### RECORDS PROVIDED
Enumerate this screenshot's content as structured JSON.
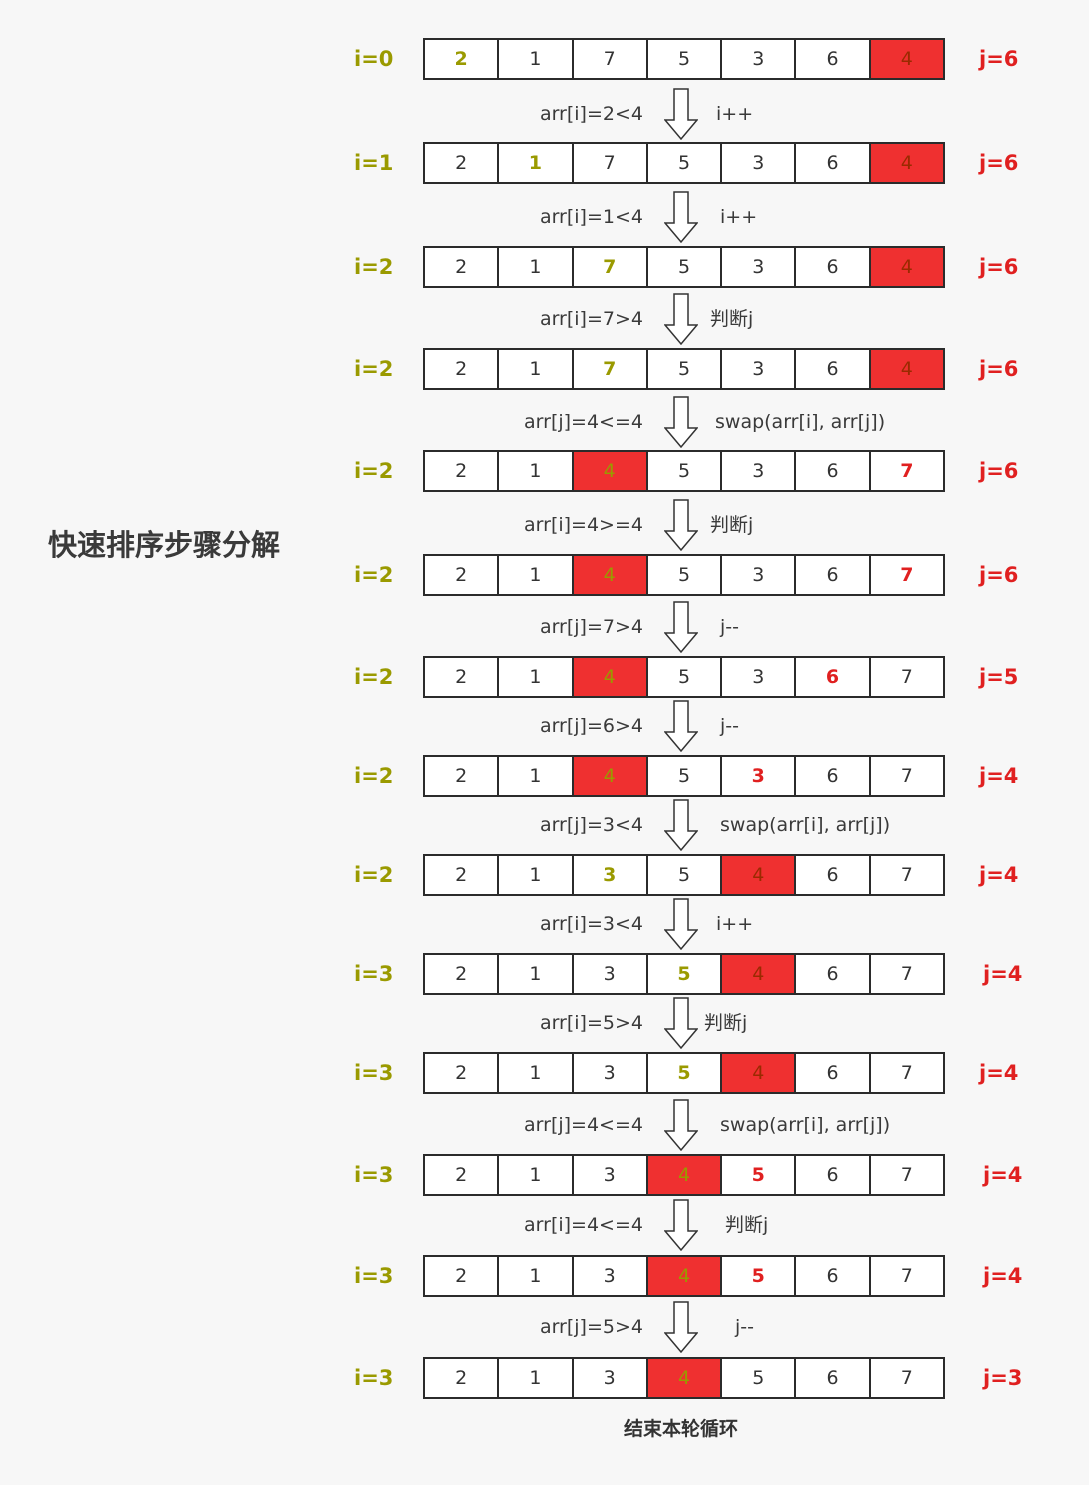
{
  "title": "快速排序步骤分解",
  "footer": "结束本轮循环",
  "colors": {
    "pivot_red": "#ef3030",
    "i_color": "#9a9a00",
    "j_color": "#e02020"
  },
  "rows": [
    {
      "i": "i=0",
      "j": "j=6",
      "cells": [
        "2",
        "1",
        "7",
        "5",
        "3",
        "6",
        "4"
      ],
      "red": [
        6
      ],
      "hi_i": 0,
      "hi_j": null
    },
    {
      "i": "i=1",
      "j": "j=6",
      "cells": [
        "2",
        "1",
        "7",
        "5",
        "3",
        "6",
        "4"
      ],
      "red": [
        6
      ],
      "hi_i": 1,
      "hi_j": null
    },
    {
      "i": "i=2",
      "j": "j=6",
      "cells": [
        "2",
        "1",
        "7",
        "5",
        "3",
        "6",
        "4"
      ],
      "red": [
        6
      ],
      "hi_i": 2,
      "hi_j": null
    },
    {
      "i": "i=2",
      "j": "j=6",
      "cells": [
        "2",
        "1",
        "7",
        "5",
        "3",
        "6",
        "4"
      ],
      "red": [
        6
      ],
      "hi_i": 2,
      "hi_j": null
    },
    {
      "i": "i=2",
      "j": "j=6",
      "cells": [
        "2",
        "1",
        "4",
        "5",
        "3",
        "6",
        "7"
      ],
      "red": [
        2
      ],
      "hi_i": 2,
      "hi_j": 6
    },
    {
      "i": "i=2",
      "j": "j=6",
      "cells": [
        "2",
        "1",
        "4",
        "5",
        "3",
        "6",
        "7"
      ],
      "red": [
        2
      ],
      "hi_i": 2,
      "hi_j": 6
    },
    {
      "i": "i=2",
      "j": "j=5",
      "cells": [
        "2",
        "1",
        "4",
        "5",
        "3",
        "6",
        "7"
      ],
      "red": [
        2
      ],
      "hi_i": 2,
      "hi_j": 5
    },
    {
      "i": "i=2",
      "j": "j=4",
      "cells": [
        "2",
        "1",
        "4",
        "5",
        "3",
        "6",
        "7"
      ],
      "red": [
        2
      ],
      "hi_i": 2,
      "hi_j": 4
    },
    {
      "i": "i=2",
      "j": "j=4",
      "cells": [
        "2",
        "1",
        "3",
        "5",
        "4",
        "6",
        "7"
      ],
      "red": [
        4
      ],
      "hi_i": 2,
      "hi_j": null
    },
    {
      "i": "i=3",
      "j": "j=4",
      "cells": [
        "2",
        "1",
        "3",
        "5",
        "4",
        "6",
        "7"
      ],
      "red": [
        4
      ],
      "hi_i": 3,
      "hi_j": null
    },
    {
      "i": "i=3",
      "j": "j=4",
      "cells": [
        "2",
        "1",
        "3",
        "5",
        "4",
        "6",
        "7"
      ],
      "red": [
        4
      ],
      "hi_i": 3,
      "hi_j": null
    },
    {
      "i": "i=3",
      "j": "j=4",
      "cells": [
        "2",
        "1",
        "3",
        "4",
        "5",
        "6",
        "7"
      ],
      "red": [
        3
      ],
      "hi_i": 3,
      "hi_j": 4
    },
    {
      "i": "i=3",
      "j": "j=4",
      "cells": [
        "2",
        "1",
        "3",
        "4",
        "5",
        "6",
        "7"
      ],
      "red": [
        3
      ],
      "hi_i": 3,
      "hi_j": 4
    },
    {
      "i": "i=3",
      "j": "j=3",
      "cells": [
        "2",
        "1",
        "3",
        "4",
        "5",
        "6",
        "7"
      ],
      "red": [
        3
      ],
      "hi_i": 3,
      "hi_j": null
    }
  ],
  "steps": [
    {
      "cond": "arr[i]=2<4",
      "action": "i++"
    },
    {
      "cond": "arr[i]=1<4",
      "action": "i++"
    },
    {
      "cond": "arr[i]=7>4",
      "action": "判断j"
    },
    {
      "cond": "arr[j]=4<=4",
      "action": "swap(arr[i], arr[j])"
    },
    {
      "cond": "arr[i]=4>=4",
      "action": "判断j"
    },
    {
      "cond": "arr[j]=7>4",
      "action": "j--"
    },
    {
      "cond": "arr[j]=6>4",
      "action": "j--"
    },
    {
      "cond": "arr[j]=3<4",
      "action": "swap(arr[i], arr[j])"
    },
    {
      "cond": "arr[i]=3<4",
      "action": "i++"
    },
    {
      "cond": "arr[i]=5>4",
      "action": "判断j"
    },
    {
      "cond": "arr[j]=4<=4",
      "action": "swap(arr[i], arr[j])"
    },
    {
      "cond": "arr[i]=4<=4",
      "action": "判断j"
    },
    {
      "cond": "arr[j]=5>4",
      "action": "j--"
    }
  ]
}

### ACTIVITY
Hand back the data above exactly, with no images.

### EXPECTED ANSWER
Enumerate this screenshot's content as structured JSON.
{
  "title": "快速排序步骤分解",
  "footer": "结束本轮循环",
  "colors": {
    "pivot_red": "#ef3030",
    "i_color": "#9a9a00",
    "j_color": "#e02020"
  },
  "rows": [
    {
      "i": "i=0",
      "j": "j=6",
      "cells": [
        "2",
        "1",
        "7",
        "5",
        "3",
        "6",
        "4"
      ],
      "red": [
        6
      ],
      "hi_i": 0,
      "hi_j": null
    },
    {
      "i": "i=1",
      "j": "j=6",
      "cells": [
        "2",
        "1",
        "7",
        "5",
        "3",
        "6",
        "4"
      ],
      "red": [
        6
      ],
      "hi_i": 1,
      "hi_j": null
    },
    {
      "i": "i=2",
      "j": "j=6",
      "cells": [
        "2",
        "1",
        "7",
        "5",
        "3",
        "6",
        "4"
      ],
      "red": [
        6
      ],
      "hi_i": 2,
      "hi_j": null
    },
    {
      "i": "i=2",
      "j": "j=6",
      "cells": [
        "2",
        "1",
        "7",
        "5",
        "3",
        "6",
        "4"
      ],
      "red": [
        6
      ],
      "hi_i": 2,
      "hi_j": null
    },
    {
      "i": "i=2",
      "j": "j=6",
      "cells": [
        "2",
        "1",
        "4",
        "5",
        "3",
        "6",
        "7"
      ],
      "red": [
        2
      ],
      "hi_i": 2,
      "hi_j": 6
    },
    {
      "i": "i=2",
      "j": "j=6",
      "cells": [
        "2",
        "1",
        "4",
        "5",
        "3",
        "6",
        "7"
      ],
      "red": [
        2
      ],
      "hi_i": 2,
      "hi_j": 6
    },
    {
      "i": "i=2",
      "j": "j=5",
      "cells": [
        "2",
        "1",
        "4",
        "5",
        "3",
        "6",
        "7"
      ],
      "red": [
        2
      ],
      "hi_i": 2,
      "hi_j": 5
    },
    {
      "i": "i=2",
      "j": "j=4",
      "cells": [
        "2",
        "1",
        "4",
        "5",
        "3",
        "6",
        "7"
      ],
      "red": [
        2
      ],
      "hi_i": 2,
      "hi_j": 4
    },
    {
      "i": "i=2",
      "j": "j=4",
      "cells": [
        "2",
        "1",
        "3",
        "5",
        "4",
        "6",
        "7"
      ],
      "red": [
        4
      ],
      "hi_i": 2,
      "hi_j": null
    },
    {
      "i": "i=3",
      "j": "j=4",
      "cells": [
        "2",
        "1",
        "3",
        "5",
        "4",
        "6",
        "7"
      ],
      "red": [
        4
      ],
      "hi_i": 3,
      "hi_j": null
    },
    {
      "i": "i=3",
      "j": "j=4",
      "cells": [
        "2",
        "1",
        "3",
        "5",
        "4",
        "6",
        "7"
      ],
      "red": [
        4
      ],
      "hi_i": 3,
      "hi_j": null
    },
    {
      "i": "i=3",
      "j": "j=4",
      "cells": [
        "2",
        "1",
        "3",
        "4",
        "5",
        "6",
        "7"
      ],
      "red": [
        3
      ],
      "hi_i": 3,
      "hi_j": 4
    },
    {
      "i": "i=3",
      "j": "j=4",
      "cells": [
        "2",
        "1",
        "3",
        "4",
        "5",
        "6",
        "7"
      ],
      "red": [
        3
      ],
      "hi_i": 3,
      "hi_j": 4
    },
    {
      "i": "i=3",
      "j": "j=3",
      "cells": [
        "2",
        "1",
        "3",
        "4",
        "5",
        "6",
        "7"
      ],
      "red": [
        3
      ],
      "hi_i": 3,
      "hi_j": null
    }
  ],
  "steps": [
    {
      "cond": "arr[i]=2<4",
      "action": "i++"
    },
    {
      "cond": "arr[i]=1<4",
      "action": "i++"
    },
    {
      "cond": "arr[i]=7>4",
      "action": "判断j"
    },
    {
      "cond": "arr[j]=4<=4",
      "action": "swap(arr[i], arr[j])"
    },
    {
      "cond": "arr[i]=4>=4",
      "action": "判断j"
    },
    {
      "cond": "arr[j]=7>4",
      "action": "j--"
    },
    {
      "cond": "arr[j]=6>4",
      "action": "j--"
    },
    {
      "cond": "arr[j]=3<4",
      "action": "swap(arr[i], arr[j])"
    },
    {
      "cond": "arr[i]=3<4",
      "action": "i++"
    },
    {
      "cond": "arr[i]=5>4",
      "action": "判断j"
    },
    {
      "cond": "arr[j]=4<=4",
      "action": "swap(arr[i], arr[j])"
    },
    {
      "cond": "arr[i]=4<=4",
      "action": "判断j"
    },
    {
      "cond": "arr[j]=5>4",
      "action": "j--"
    }
  ]
}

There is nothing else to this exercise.